The irises all seemed to fare well and are staying.  R said he found another one of his mother's old irises at her house which we are in the process of getting ready to sell.  She had a lot of irises at one time but she had very sandy soil and as she got older they were not watered as much and some completely dried out and died.












What plants will I be adding?  I have some black eyed Susans that I know are at least 25 years old that are growing at our other house.  Some of those will come to The Gear and I will divide a dark pink Monarda (bee balm) that I currently have growing in my yard.  I am also going to try and save all the milk weed that is currently growing over by the apple trees.  Milk weed is necessary for the Monarch population.  Next year I will plant dill weed for the swallow tail butterflies. I am hoping to can some dill pickles next year so a little dill for the butterflies and a little dill for me.

I have a lot of Autumn Joy sedum growing in my yard.  I know these are at least 20 years old because I planted them at my other house and from 2 plants I now have two houses that have a lot of Autumn Joy.  I know of three small offshoots that will get transplanted this fall.  The bees love the fall flowers on the Autumn Joy and I love that they are hardy and bloom late into the fall.

Of course my hostas made it through the winter flawlessly.  I will also keep all my shrub roses but I need to be more vigilant on keeping them trimmed back so I don't have to have another marathon rose trimming session.  I still need to cut back a row of purple rug roses but their stems look like bottle brushes because they have so many thorns.

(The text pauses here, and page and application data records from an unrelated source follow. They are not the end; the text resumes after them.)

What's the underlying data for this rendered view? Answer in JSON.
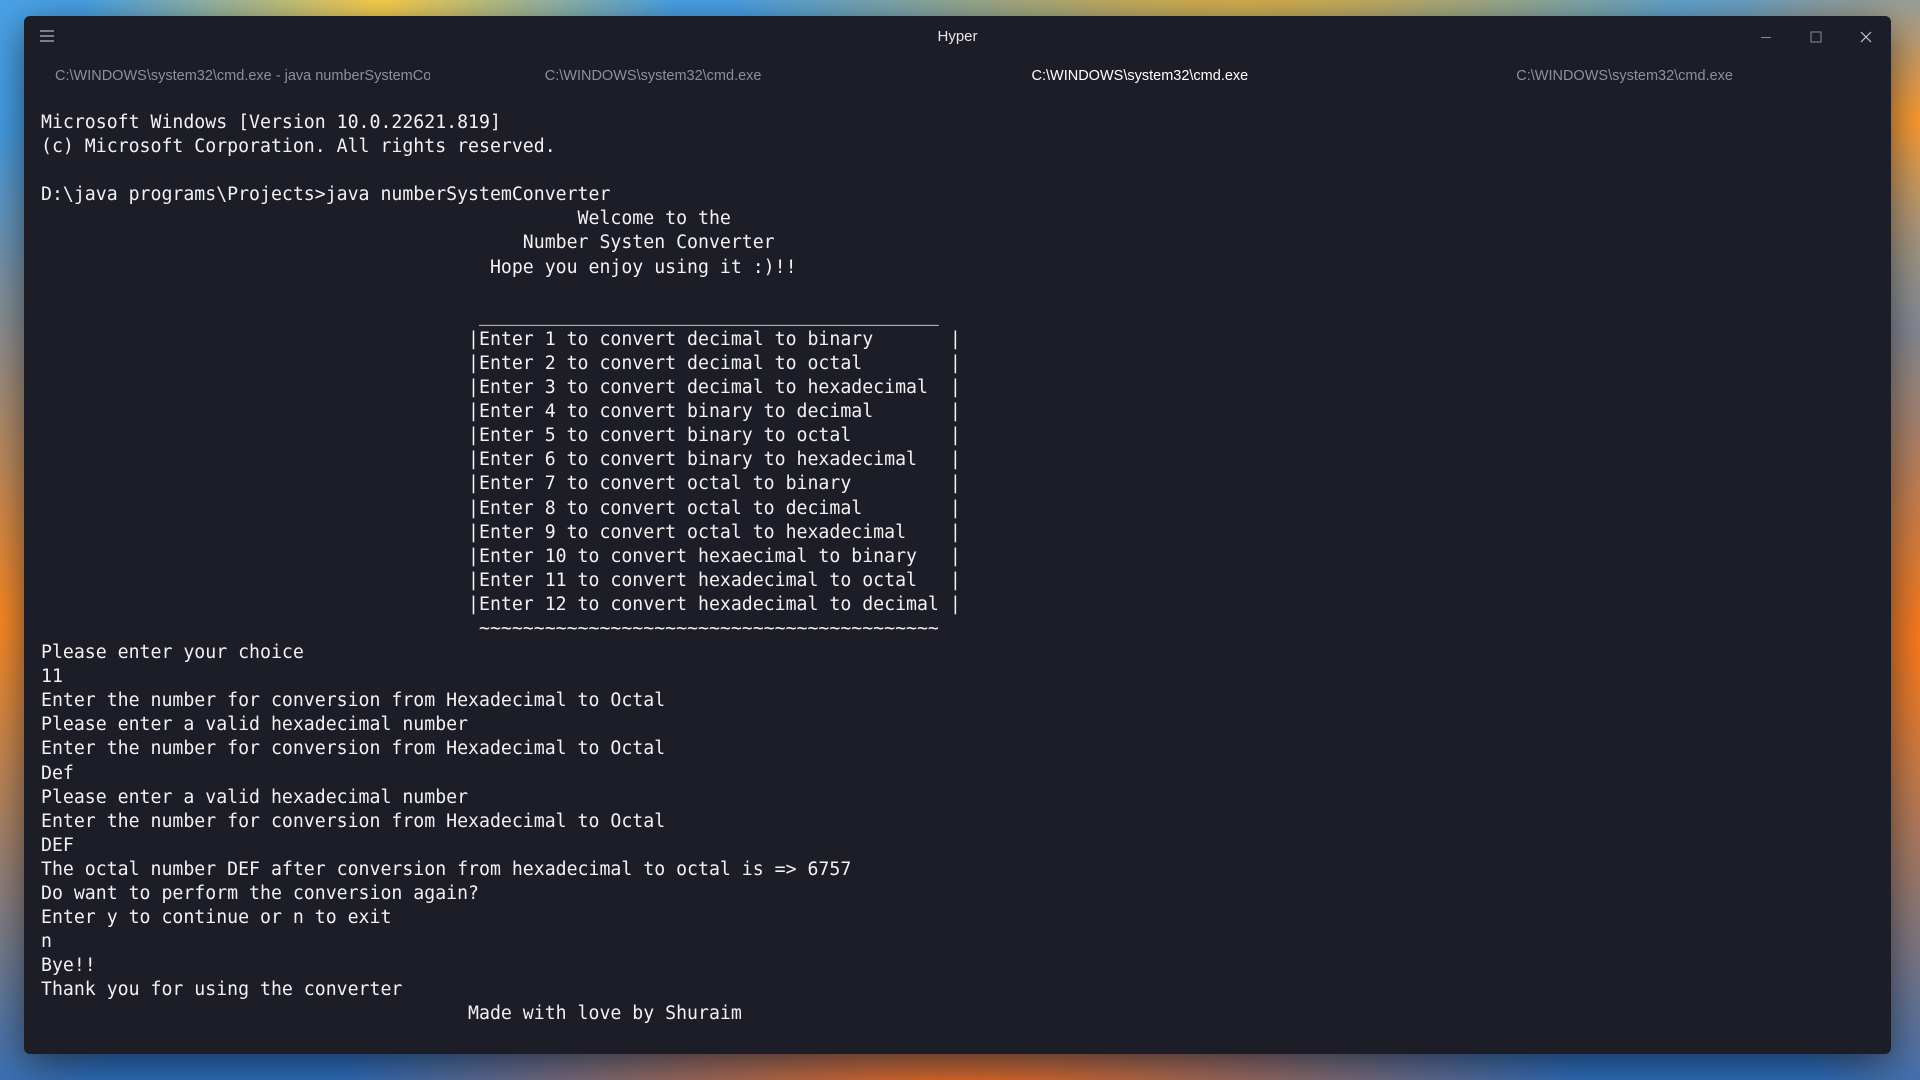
{
  "window": {
    "title": "Hyper",
    "menu_icon": "hamburger-menu-icon",
    "controls": [
      "minimize-icon",
      "maximize-icon",
      "close-icon"
    ]
  },
  "tabs": [
    {
      "label": "C:\\WINDOWS\\system32\\cmd.exe - java numberSystemCon...",
      "active": false
    },
    {
      "label": "C:\\WINDOWS\\system32\\cmd.exe",
      "active": false
    },
    {
      "label": "C:\\WINDOWS\\system32\\cmd.exe",
      "active": true
    },
    {
      "label": "C:\\WINDOWS\\system32\\cmd.exe",
      "active": false
    }
  ],
  "terminal": {
    "lines": [
      "Microsoft Windows [Version 10.0.22621.819]",
      "(c) Microsoft Corporation. All rights reserved.",
      "",
      "D:\\java programs\\Projects>java numberSystemConverter",
      "                                                 Welcome to the",
      "                                            Number Systen Converter",
      "                                         Hope you enjoy using it :)!!",
      "",
      "                                        __________________________________________",
      "                                       |Enter 1 to convert decimal to binary       |",
      "                                       |Enter 2 to convert decimal to octal        |",
      "                                       |Enter 3 to convert decimal to hexadecimal  |",
      "                                       |Enter 4 to convert binary to decimal       |",
      "                                       |Enter 5 to convert binary to octal         |",
      "                                       |Enter 6 to convert binary to hexadecimal   |",
      "                                       |Enter 7 to convert octal to binary         |",
      "                                       |Enter 8 to convert octal to decimal        |",
      "                                       |Enter 9 to convert octal to hexadecimal    |",
      "                                       |Enter 10 to convert hexaecimal to binary   |",
      "                                       |Enter 11 to convert hexadecimal to octal   |",
      "                                       |Enter 12 to convert hexadecimal to decimal |",
      "                                        ~~~~~~~~~~~~~~~~~~~~~~~~~~~~~~~~~~~~~~~~~~",
      "Please enter your choice",
      "11",
      "Enter the number for conversion from Hexadecimal to Octal",
      "Please enter a valid hexadecimal number",
      "Enter the number for conversion from Hexadecimal to Octal",
      "Def",
      "Please enter a valid hexadecimal number",
      "Enter the number for conversion from Hexadecimal to Octal",
      "DEF",
      "The octal number DEF after conversion from hexadecimal to octal is => 6757",
      "Do want to perform the conversion again?",
      "Enter y to continue or n to exit",
      "n",
      "Bye!!",
      "Thank you for using the converter",
      "                                       Made with love by Shuraim"
    ]
  }
}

And lastly, in our apiary we will transplant a lot of the pink and purple phlox, some pink cone flowers, and I'll try and buy some lavender that can be guaranteed to be pesticide free.  This should make for a beautiful and bee friendly home for the new hives.